◆ Prompt:
Scan the records for the word "Längskante". Report each line where it occurs.

Interface dataset entries
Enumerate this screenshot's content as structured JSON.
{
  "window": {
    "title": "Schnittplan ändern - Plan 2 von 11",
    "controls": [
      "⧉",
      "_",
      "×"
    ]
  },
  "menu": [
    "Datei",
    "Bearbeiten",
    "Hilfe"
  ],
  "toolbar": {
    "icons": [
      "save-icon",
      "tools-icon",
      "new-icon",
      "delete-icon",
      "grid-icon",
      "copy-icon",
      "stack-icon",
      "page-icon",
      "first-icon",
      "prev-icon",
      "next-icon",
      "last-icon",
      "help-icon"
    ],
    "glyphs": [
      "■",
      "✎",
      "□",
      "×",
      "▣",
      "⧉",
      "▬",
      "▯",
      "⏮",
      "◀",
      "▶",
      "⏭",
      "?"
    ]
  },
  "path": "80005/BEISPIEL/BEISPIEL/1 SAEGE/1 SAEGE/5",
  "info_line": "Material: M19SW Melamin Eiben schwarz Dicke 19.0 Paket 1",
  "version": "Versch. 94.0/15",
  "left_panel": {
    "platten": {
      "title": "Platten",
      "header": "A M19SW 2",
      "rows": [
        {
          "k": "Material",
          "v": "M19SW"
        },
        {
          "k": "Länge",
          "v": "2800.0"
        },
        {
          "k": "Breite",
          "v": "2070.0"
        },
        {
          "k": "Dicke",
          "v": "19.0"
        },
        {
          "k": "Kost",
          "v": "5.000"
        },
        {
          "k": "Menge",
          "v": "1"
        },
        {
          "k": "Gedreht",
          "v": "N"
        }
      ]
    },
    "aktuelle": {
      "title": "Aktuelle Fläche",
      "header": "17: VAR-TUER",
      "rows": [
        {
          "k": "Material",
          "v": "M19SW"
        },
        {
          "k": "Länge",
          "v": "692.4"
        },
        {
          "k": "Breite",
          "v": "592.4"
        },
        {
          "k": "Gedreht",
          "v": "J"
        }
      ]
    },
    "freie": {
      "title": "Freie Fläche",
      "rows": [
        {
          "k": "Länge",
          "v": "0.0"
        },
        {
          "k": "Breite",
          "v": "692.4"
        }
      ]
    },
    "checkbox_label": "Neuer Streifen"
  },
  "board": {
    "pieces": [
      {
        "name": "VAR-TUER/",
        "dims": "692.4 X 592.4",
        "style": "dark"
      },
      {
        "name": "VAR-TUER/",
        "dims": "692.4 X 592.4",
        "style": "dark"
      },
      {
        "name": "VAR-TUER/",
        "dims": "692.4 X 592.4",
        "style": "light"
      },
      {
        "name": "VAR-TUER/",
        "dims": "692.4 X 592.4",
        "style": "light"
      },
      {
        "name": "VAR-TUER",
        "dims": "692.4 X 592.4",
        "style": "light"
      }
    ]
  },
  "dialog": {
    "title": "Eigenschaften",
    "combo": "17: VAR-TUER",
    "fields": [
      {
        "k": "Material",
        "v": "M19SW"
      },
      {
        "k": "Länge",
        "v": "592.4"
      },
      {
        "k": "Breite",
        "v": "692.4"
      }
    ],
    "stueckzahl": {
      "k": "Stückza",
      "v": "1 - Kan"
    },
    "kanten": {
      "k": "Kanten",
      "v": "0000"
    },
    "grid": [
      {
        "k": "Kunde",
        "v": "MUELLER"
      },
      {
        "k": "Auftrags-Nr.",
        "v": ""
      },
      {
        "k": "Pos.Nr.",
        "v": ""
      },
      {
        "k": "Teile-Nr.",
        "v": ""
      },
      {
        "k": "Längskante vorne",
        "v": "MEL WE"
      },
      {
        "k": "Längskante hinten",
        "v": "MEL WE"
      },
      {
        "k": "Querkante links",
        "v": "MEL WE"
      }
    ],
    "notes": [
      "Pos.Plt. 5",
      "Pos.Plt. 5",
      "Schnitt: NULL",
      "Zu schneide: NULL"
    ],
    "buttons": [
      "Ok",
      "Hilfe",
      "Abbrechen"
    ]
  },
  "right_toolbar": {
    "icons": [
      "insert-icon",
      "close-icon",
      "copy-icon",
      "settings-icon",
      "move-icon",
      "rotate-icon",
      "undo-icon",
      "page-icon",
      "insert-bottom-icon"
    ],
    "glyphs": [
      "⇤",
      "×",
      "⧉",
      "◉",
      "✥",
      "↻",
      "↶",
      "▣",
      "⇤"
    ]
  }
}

◆ Task solution:
        "k": "Längskante vorne",
        "k": "Längskante hinten",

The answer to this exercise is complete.